Thomas Arthur Schaefer
DRAWINGS PAINTINGS CORRESPONDENCES SERIALS PRINTS VOLUMES PHOTOGRAPHS SCULPTURES PERFORMANCES BLOG ABOUT CONTACT INSTAGRAM

Wednesday, September 07, 2005

All From A Little Allergy Pill

Not to much going on in Cherry Lipped land today, besides retarded apartment property managers. Nuff Said! (sorry for the Stan Lee'ism)

CLOSING COUNTDOWN: 41 DAYS

Just got off the phone with Steph prematurely, because the lines got crossed and we were entered into some sorted conversation with a girl and her man in prison. Strange shit for sure... it's funny and happens every now & again.
I'm sitting here tonight watch'n Jack Hills second film 'The Wasp Woman' and I must confess, it's pretty entertaining. While I sit and smile at the Hill'ness of the evening I'm sipping on a delicious 'Schaefer Gin Martini'. I got into a heated conversation earlier with Steph as to why I always explain to my bartenders how to prepare my martini.

Bombay Sapphire - splash of Dry Vermouth - splash of dirt - 2 olives

I begin by explaining to Steph that on too many occasions I've witnessed bartenders prepare me gin martinis without using any dry vermouth. She can not believe this and says that I must have been to some shitty bars. Unfortunately, I've had this happen at some of the nicer high-brow yuppie establishments in the ATL area. I don't go there of my own free will, but my job allows me these luxuries from time to time and so I must restate the facts. On too many occasions I have seen bartenders make a gin martini with nothing but gin and olive juice.

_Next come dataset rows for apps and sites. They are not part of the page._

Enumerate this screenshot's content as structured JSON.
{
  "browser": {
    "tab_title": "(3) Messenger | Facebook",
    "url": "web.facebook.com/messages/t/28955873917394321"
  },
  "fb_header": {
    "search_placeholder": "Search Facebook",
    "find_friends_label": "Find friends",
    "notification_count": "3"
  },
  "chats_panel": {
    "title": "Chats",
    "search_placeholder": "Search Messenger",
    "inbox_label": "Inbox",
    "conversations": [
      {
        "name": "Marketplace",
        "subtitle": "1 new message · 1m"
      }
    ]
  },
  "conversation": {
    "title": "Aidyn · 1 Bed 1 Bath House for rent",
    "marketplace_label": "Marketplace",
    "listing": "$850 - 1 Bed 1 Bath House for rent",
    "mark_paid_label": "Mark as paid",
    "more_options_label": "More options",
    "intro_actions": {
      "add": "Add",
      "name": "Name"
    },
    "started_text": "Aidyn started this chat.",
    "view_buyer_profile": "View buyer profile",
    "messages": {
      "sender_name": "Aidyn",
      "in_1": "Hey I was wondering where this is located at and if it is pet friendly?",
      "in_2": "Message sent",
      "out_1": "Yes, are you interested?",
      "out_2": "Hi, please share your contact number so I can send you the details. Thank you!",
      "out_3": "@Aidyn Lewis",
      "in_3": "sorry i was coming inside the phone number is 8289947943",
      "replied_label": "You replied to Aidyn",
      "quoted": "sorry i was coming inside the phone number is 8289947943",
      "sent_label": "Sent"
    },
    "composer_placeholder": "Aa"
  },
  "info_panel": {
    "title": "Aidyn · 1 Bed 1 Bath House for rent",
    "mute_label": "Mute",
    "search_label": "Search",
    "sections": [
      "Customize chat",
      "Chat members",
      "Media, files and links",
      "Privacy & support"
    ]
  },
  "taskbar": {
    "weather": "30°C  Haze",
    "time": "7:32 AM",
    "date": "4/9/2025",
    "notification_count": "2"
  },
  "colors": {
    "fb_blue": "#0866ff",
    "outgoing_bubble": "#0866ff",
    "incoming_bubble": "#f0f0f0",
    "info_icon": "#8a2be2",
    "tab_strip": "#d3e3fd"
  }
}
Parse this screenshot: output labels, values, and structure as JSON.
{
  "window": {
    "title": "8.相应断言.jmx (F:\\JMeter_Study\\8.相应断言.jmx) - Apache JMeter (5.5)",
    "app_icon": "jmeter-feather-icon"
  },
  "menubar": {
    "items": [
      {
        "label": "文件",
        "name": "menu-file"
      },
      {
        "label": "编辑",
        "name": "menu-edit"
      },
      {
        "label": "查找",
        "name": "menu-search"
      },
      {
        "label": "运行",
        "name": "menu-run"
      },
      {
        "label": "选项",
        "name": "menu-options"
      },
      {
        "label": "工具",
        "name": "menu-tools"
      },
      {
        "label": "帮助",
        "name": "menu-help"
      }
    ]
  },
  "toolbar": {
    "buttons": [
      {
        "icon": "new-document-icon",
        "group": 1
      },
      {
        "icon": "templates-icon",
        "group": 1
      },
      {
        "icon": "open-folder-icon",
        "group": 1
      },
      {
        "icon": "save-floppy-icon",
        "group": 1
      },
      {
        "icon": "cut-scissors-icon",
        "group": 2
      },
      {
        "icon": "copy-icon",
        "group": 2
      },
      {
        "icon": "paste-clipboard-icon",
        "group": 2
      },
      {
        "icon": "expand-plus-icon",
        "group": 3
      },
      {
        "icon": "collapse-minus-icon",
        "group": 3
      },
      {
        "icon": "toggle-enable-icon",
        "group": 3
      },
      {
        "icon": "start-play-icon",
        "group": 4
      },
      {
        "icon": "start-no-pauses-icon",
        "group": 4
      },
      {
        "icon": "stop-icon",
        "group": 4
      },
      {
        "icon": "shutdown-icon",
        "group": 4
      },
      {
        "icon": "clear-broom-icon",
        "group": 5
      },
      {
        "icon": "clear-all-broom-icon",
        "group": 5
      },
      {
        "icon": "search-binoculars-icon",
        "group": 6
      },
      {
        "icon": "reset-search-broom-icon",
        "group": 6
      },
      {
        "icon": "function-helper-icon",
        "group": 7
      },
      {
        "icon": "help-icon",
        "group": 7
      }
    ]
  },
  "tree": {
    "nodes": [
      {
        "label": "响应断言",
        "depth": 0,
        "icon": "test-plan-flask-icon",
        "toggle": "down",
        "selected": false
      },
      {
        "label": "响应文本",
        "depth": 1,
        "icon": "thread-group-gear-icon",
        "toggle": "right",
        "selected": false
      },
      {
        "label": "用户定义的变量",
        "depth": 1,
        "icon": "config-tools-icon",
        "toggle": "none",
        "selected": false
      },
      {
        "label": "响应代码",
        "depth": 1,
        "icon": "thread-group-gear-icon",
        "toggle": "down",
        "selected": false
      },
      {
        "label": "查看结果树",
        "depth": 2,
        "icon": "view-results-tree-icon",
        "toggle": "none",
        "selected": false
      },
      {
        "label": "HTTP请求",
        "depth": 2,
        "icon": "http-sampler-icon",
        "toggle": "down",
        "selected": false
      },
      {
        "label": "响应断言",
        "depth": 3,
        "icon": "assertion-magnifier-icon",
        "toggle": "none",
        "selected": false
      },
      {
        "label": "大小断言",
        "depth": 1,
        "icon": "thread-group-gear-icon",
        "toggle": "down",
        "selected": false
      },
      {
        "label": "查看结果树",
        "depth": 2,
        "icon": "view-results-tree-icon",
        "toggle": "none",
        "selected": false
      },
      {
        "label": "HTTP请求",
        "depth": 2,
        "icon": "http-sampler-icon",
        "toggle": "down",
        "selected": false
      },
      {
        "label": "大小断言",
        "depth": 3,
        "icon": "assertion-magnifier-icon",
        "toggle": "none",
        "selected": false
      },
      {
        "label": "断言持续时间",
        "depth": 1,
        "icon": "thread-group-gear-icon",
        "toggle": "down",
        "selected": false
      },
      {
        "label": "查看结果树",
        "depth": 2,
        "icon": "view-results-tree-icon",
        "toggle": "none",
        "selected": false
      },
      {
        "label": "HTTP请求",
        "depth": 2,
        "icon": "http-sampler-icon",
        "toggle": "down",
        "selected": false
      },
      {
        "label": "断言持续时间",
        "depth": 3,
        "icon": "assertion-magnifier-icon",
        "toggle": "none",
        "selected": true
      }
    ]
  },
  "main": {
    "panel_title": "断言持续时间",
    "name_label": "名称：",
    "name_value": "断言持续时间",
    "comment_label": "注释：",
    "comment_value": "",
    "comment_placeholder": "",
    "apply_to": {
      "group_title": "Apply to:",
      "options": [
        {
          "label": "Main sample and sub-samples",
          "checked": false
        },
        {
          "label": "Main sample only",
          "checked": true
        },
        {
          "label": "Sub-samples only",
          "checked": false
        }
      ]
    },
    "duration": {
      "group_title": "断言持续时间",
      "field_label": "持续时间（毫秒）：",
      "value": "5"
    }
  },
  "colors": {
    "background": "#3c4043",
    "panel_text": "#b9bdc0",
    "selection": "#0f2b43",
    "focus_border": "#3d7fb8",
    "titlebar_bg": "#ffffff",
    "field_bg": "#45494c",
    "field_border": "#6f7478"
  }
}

It happens people... and it happens all to often, even when some true martini drinkers refuse to believe it. I'm here to tell the real martini drinkers in the ATL... watch out... 4 out of 5 times they will not use dry vermouth and I'm willing to test my theory with the first person who responds to this posts statement.
I will take you out and buy you 5 martinis and I guarantee they will not use dry vermouth in 4 of them. It's just a sad fact that I hate to admit, but god dammit it's true. I feel like Kevin McCarthy running down the highway in the original beginning of Invasion of the Body Snatchers... people refuse to believe what they don't want to hear. Won't you believe me!!!
Outside of drinking martinis tonight and such, I've crafted a double set of memorial correspondences to the late great Bob Denver. These postcards will mail Thursday and Friday. I have to new names to add to the correspondence list.

- GEIER
- NEWTON
- NOBLE


MAILING TRANSFERRAL
SEPTEMBER 7, 2005
—————
LUDWIG - KISS 02-B (postcard)

1 comment:

lindy_luna said...

[from some lame cigar afficiando site, but hey, it's right on the money]

The Perfect Dry Martini


To create the finest dry martini, you must take care in the ingredients used for the mixing and the presentation.
You begin with the finest of gins: Tanqueray Gin or Tanqueray Malacca or Bombay Sapphire Gins are considered the finest. Quality vermouth is a necessity, such as Noilly Prat Vermouth. The olive is important, it should be served cold and fresh from it's own container (I have found Los Olivos, Mamouth Olives to be consistently superior) . And, last but not least, you must have aged ice. Aged ice is ice that has been in a freezer for a minimum of 48 hours, undisturbed (aged ice is important as it melts at a much slower rate than fresh ice).

The mixing is an art and should be done with great presentation and the proper tools. This art is deeply etched in the history of gin martini making. The tools consist of a shaker or pitcher (metal or glass), a strainer, a long handle bar spoon, a plastic or ivory toothpick, a quality napkin and a quality stemware martini glass.

Place the gin and the shaker (or pitcher) in the freezer with the ice. The vermouth should refrigerated with the olives and kept cold. Once the shaker is very cold, fill half way with the aged ice. Remove the vermouth from the refrigerator and place one ounce of vermouth in the shaker. Shake well and then strain the vermouth from the shaker and discard (This will coat the ice with just right amount of vermouth for a dry martini). Return the shaker to the freezer. Remove the jar of olives from the refrigerator and place two on a plastic or ivory toothpick (wood imparts flavor and should not be used) and set aside. Remove the shaker and gin from the freezer and pour four ounces of gin into the shaker. Shake well for ten seconds and remove the frozen stemmed glass from the freezer and strain the contents of the shaker into the frozen glass. Serve immediately! Placed on a napkin, with the olive being set next to the glass, not in the glass (the olive should not be placed in the glass as it may impart a brine flavor to the gin.

The martini is best when it is very cold. The drink is designed to be drank within a short period of time. After a few minutes, it begins to warm and becomes "stronger" to drink.